It took about a year to finish that first draft, in part because I wanted to follow the farm through the seasons by capturing the rhythms of our days. Once finished, I sent query letters to agents who specialized in nature writing and women’s memoirs. A few asked to see the manuscript. Their feedback was helpful and accurate: I had written two books. One, in their words, was a “nuts and bolts” guide to small-scale farming; the second, a lovely but “quiet” memoir that would be harder to sell in this publishing era of tragedy, disclosure, and scandal.
While waiting for these responses, I turned fifty and began Pearlmoonplenty, a blog about farming, food, books, and feminism. Started as a site for writing practice, the blog became a place to deposit ideas outside the book. Many of these stories came from my childhood summers on my grandparents’ farms in North Dakota. Some of them particularly resonated with my readers, whose enthusiasm encouraged me to continue in that vein. One day, I realized that my book needed to include those early experiences because they formed my farming roots. I could also show the continuity between then and now in small-scale farming and draw stronger connections between my family’s farms and Stonebridge with themes like rural thrift, family legacy, agricultural preservation, and farm-centered community.

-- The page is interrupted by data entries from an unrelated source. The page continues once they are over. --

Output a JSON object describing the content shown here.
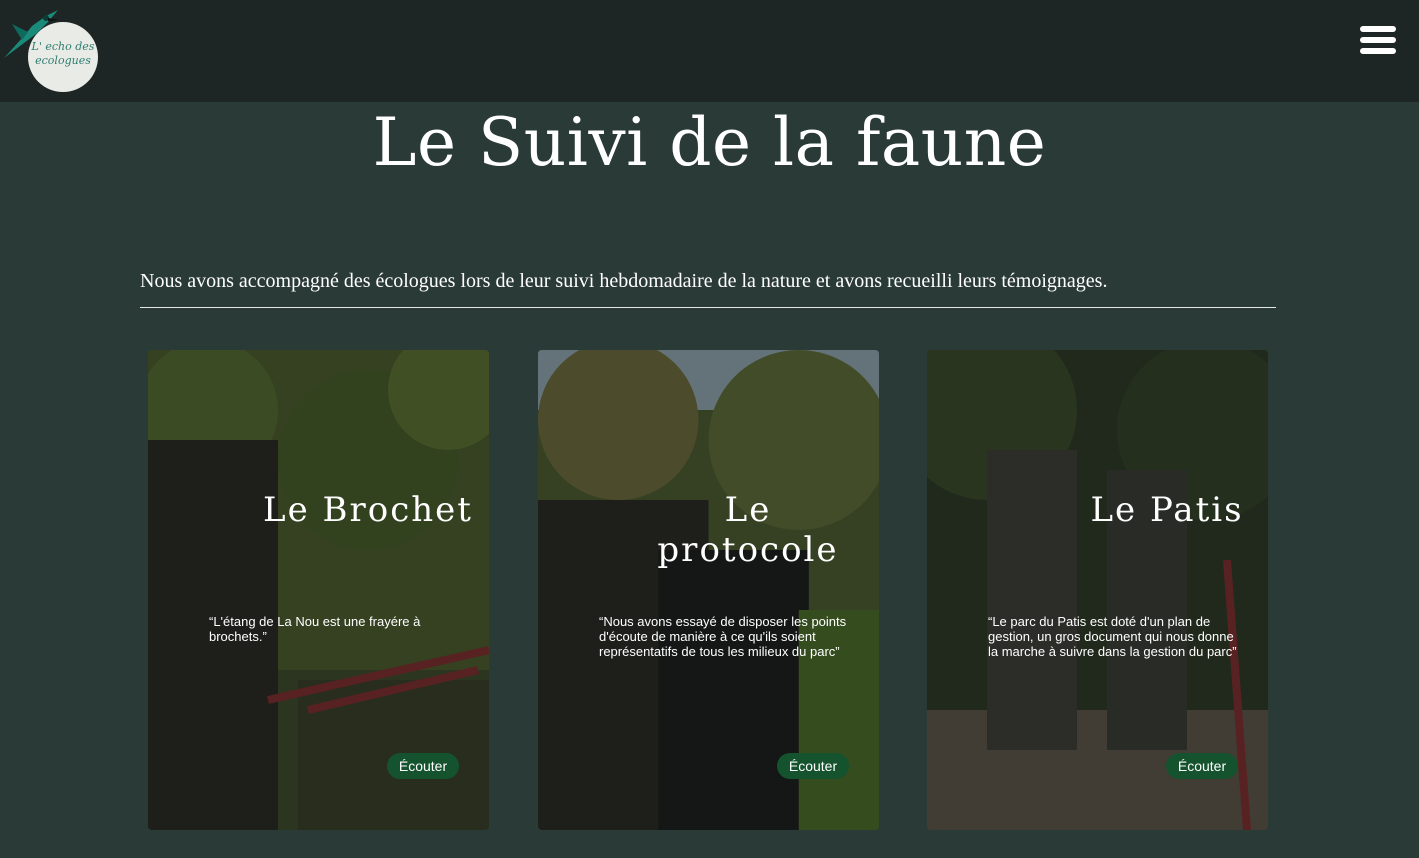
{
  "brand": {
    "logo_text_line1": "L' echo des",
    "logo_text_line2": "ecologues"
  },
  "header": {
    "menu_icon": "hamburger-menu-icon"
  },
  "page": {
    "title": "Le Suivi de la faune",
    "intro": "Nous avons accompagné des écologues lors de leur suivi hebdomadaire de la nature et avons recueilli leurs témoignages."
  },
  "cards": [
    {
      "title": "Le Brochet",
      "quote": "“L'étang de La Nou est une frayére à brochets.”",
      "button": "Écouter"
    },
    {
      "title": "Le protocole",
      "quote": "“Nous avons essayé de disposer les points d'écoute de manière à ce qu'ils soient représentatifs de tous les milieux du parc”",
      "button": "Écouter"
    },
    {
      "title": "Le Patis",
      "quote": "“Le parc du Patis est doté d'un plan de gestion, un gros document qui nous donne la marche à suivre dans la gestion du parc”",
      "button": "Écouter"
    }
  ],
  "colors": {
    "background": "#2a3a37",
    "topbar": "#1d2624",
    "button": "#14532d",
    "text": "#ffffff"
  }
}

How did Kayann incorporate her experiences in a book? Read the rest of her journey to getting published next Wednesday.
Kayann Short, Ph.D., is the author of A Bushel's Worth: An Ecobiography. She is a writer, farmer, teacher, and activist at Stonebridge Farm, an organic community-supported farm in the Rocky Mountain foothills. Short’s writing has appeared in Pilgrimage Magazine, Colorado Gardener, Redstone Review, Women’s Review of Books, The Bloomsbury Review, Edible Front Range, and various academic journals. Short has taught ecobiography workshops on “Writing the Self in Nature." Read more about Kayann at her website.